Well, he was nobody’s fool, but he didn’t have a lot of college degrees behind him. He grew up in a little English enclave in Quebec. His father and grandfather were Church of England ministers. He put up this tower at Brant Rock, Massachusetts, which was designed out of smokestack sections, and it was just big enough so he could get his somewhat portly body up the inside. He had ladder rungs up inside…there was a trap door at the bottom…and he could climb up there.
Fred – “So that was a huge thing!”
Oh, well, you can see the scale of it there. Anyway, he put that up in 1906, and he is the guy that said spark is nonsense, we should go to continuous wave. He was way ahead of the world in this regard. And so he made continuous waves, mechanically, with high-speed alternators. They were dealing with frequencies that were well under a hundred kilocycles. And that’s why the size of the tower.
Anyway, on Christmas Eve, in 1906, he sang hymns and played musical instruments and so forth on a program from Brant Rock. Nobody expected to hear sound on the radio, you know, or the wireless as it would be, but a number of military ships and steamers reported that they heard his signals, and on Christmas Eve, he put on a program. I think they had a piano somebody played, and so forth, and they were going to repeat the performance. They built a duplicate station in Ardrossan, Scotland, in the wintertime up there. And tragically, a Scottish storm blew the tower down before they were able to complete the experiment, and they didn’t have the funds to replace the tower…they never did…it’s kind of sad…but a number of people in England did report that they heard the signal.
Fred – “This was in 1906?”
Yes, very early. Everything else was spark but this was continuous wave. He was ahead of his time.
This is what remains of the base of the tower today, and those are a couple of shards…insulators that supported the different layers…several layers of concrete about six-inches thick, separated by these porcelain insulators. It provided high-voltage separation.
Nancy and I, actually, on our honeymoon, went over to call at this house, and Fessenden’s wife’s sister was living there at the time and she was very gracious and invited us in and gave us a tour all over the house. Of course, Bermuda has a social strata in the people there, so they always have maids and house servants, and so forth. This is the call box so that you can push a button in and a flag would denote which room needs the help, you know, and the maid would come running to that room in this house.
Fred – “Well, here he styles himself, ‘Professor’, in his book there, see?”
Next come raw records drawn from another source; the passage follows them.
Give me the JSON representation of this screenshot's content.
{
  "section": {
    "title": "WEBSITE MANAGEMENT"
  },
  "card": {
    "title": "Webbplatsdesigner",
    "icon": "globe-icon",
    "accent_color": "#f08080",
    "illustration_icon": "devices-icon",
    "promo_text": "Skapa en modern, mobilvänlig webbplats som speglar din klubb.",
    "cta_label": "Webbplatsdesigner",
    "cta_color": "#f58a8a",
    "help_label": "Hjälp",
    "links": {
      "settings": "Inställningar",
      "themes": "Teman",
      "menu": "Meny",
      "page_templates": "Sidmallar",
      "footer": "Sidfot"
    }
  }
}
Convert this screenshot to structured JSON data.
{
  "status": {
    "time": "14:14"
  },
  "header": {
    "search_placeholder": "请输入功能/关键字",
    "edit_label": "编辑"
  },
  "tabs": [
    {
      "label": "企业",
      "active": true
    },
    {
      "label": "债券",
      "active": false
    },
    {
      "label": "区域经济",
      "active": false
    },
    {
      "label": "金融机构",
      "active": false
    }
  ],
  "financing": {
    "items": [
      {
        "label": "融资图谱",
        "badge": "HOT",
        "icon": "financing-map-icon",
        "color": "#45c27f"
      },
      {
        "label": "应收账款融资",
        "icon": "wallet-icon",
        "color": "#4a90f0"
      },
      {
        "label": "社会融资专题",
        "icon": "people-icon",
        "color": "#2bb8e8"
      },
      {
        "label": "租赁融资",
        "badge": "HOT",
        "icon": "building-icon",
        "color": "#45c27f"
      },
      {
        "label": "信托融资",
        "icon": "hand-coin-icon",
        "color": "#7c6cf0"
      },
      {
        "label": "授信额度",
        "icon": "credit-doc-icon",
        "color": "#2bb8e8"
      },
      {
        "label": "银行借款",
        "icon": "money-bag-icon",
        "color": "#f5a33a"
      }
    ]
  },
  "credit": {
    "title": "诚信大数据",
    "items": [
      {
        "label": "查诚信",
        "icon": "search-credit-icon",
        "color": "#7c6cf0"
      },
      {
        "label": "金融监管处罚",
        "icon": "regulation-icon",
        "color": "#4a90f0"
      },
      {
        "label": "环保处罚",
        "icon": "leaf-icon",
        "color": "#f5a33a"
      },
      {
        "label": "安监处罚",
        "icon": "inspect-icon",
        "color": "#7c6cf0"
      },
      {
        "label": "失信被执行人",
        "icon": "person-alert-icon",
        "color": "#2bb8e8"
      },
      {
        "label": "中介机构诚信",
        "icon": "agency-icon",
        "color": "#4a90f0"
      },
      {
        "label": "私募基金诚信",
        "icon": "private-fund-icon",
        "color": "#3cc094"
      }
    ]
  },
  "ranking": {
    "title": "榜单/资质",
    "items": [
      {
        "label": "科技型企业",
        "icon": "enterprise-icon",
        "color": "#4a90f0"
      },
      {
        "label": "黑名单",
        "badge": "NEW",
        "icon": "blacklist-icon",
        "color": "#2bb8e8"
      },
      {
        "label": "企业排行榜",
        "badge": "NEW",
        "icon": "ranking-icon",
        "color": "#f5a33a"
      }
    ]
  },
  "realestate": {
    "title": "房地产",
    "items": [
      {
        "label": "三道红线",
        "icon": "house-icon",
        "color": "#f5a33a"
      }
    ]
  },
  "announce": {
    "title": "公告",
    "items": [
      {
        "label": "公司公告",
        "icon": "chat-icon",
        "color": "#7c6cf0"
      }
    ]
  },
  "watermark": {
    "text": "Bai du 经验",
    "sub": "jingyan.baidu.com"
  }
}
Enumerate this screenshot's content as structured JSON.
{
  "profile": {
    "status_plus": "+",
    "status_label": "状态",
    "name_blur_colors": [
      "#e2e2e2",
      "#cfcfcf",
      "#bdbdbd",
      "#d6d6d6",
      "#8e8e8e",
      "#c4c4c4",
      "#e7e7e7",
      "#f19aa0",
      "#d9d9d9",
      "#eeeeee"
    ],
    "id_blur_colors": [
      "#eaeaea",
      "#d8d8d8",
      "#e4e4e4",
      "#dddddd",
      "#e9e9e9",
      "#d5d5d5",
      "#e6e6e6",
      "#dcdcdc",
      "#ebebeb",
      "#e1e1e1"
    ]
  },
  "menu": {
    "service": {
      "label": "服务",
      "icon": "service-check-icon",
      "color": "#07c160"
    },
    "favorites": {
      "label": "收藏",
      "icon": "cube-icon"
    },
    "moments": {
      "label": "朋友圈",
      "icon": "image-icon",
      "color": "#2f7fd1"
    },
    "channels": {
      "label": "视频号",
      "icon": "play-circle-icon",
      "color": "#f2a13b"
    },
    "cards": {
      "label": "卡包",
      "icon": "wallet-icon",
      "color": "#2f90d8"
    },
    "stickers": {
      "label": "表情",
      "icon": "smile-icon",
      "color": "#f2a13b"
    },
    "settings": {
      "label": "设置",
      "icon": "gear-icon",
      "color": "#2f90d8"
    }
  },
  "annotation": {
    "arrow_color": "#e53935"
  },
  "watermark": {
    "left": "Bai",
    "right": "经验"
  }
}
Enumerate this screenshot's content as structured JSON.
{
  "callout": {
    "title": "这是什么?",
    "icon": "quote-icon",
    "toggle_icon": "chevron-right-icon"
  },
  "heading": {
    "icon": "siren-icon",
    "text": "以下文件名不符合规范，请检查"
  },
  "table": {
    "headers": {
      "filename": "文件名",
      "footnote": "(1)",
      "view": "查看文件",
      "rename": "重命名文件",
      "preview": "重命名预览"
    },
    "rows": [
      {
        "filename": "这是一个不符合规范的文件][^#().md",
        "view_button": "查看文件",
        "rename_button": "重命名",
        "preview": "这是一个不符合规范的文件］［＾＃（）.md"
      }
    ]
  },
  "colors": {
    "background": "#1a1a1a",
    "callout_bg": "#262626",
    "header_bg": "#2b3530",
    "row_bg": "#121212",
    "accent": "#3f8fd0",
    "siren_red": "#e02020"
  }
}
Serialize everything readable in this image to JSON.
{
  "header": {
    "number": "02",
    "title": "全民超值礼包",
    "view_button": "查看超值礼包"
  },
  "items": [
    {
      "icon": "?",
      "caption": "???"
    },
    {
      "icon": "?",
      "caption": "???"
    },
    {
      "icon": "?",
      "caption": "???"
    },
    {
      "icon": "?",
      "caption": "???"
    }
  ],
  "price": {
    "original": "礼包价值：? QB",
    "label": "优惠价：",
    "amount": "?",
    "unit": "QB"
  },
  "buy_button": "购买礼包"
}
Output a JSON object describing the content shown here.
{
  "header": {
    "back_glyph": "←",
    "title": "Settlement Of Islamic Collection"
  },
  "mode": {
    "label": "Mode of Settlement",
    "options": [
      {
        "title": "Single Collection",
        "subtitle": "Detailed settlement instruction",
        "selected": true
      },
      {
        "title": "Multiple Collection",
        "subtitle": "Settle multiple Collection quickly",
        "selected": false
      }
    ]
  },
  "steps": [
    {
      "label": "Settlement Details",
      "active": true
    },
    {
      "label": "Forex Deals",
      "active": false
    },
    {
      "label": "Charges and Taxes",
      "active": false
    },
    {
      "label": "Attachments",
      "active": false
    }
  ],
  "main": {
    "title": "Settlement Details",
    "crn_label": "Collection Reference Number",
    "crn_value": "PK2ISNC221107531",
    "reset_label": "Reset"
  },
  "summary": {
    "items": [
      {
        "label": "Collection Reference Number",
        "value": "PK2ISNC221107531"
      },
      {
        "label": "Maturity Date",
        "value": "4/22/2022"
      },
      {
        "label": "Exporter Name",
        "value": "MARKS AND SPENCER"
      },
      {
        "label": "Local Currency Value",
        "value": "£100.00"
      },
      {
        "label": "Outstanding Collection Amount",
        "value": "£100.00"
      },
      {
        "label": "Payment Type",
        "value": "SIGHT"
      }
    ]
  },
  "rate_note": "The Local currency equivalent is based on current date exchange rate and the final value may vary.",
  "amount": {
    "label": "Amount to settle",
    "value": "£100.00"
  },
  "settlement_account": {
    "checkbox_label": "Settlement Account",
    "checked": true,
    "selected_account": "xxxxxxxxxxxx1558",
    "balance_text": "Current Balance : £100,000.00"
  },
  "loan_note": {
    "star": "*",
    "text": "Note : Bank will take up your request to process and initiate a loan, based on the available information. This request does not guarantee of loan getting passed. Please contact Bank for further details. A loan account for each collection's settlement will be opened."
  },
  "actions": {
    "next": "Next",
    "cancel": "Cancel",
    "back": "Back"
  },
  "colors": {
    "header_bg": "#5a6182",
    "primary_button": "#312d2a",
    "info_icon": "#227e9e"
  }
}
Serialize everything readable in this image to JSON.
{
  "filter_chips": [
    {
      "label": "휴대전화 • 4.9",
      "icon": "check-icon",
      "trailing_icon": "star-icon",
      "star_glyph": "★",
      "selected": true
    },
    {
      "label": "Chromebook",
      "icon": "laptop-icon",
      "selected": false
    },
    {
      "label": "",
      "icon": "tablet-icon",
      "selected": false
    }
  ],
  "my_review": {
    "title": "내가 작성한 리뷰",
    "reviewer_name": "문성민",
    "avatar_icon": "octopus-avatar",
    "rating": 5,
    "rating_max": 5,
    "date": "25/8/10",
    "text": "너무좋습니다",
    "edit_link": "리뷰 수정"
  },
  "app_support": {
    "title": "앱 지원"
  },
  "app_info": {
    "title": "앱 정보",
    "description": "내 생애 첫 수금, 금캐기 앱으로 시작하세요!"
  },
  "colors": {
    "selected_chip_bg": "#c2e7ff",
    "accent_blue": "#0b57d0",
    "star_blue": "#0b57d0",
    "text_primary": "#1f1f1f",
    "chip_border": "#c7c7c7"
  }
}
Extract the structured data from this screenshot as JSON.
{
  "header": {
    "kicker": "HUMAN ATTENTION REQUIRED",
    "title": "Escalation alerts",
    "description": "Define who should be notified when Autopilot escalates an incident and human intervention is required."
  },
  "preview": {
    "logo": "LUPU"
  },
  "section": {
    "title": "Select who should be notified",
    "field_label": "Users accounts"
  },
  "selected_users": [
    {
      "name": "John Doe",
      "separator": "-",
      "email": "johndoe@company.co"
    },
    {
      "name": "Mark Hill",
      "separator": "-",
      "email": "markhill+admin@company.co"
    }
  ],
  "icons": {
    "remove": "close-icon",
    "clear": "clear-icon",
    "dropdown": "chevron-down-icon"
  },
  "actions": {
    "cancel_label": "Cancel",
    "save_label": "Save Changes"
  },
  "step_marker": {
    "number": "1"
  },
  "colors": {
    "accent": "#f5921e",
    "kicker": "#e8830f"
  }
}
Yes, well, he did teach in a few places when he was starting out. Anyway, he was very stuffed with his own importance, so people would put a moniker like “professor” in front, but it was a valid thing.
There is this tower in a post card, down at Brant Point, Mass, and you see the magnitude of it…oh, by the way, see the smokestack? They made their own electricity with a little power plant there…steam power…I don’t know if commercial electricity was available yet at that time out in that isolated area.
Fred – “Now here you’ve made a display with a picture of one of those rotary…”
He made this rotary gap…I’m not sure if that is correct. I-Triple-E (IEEE) prepared these posters… this was out at the Ford museum last I knew. And this is what this pedestal base looked like. All these ceramic bottles were in here, separating it. Good ol’ Fessenden.
Text from the transcript of a tour of New England Wireless & Steam Museum’s Wireless Building given by Robert W. Merriam on a winter day in 2012. Transcription by Craig H. Moody, K1CHM. Edited by Fred Jaggi.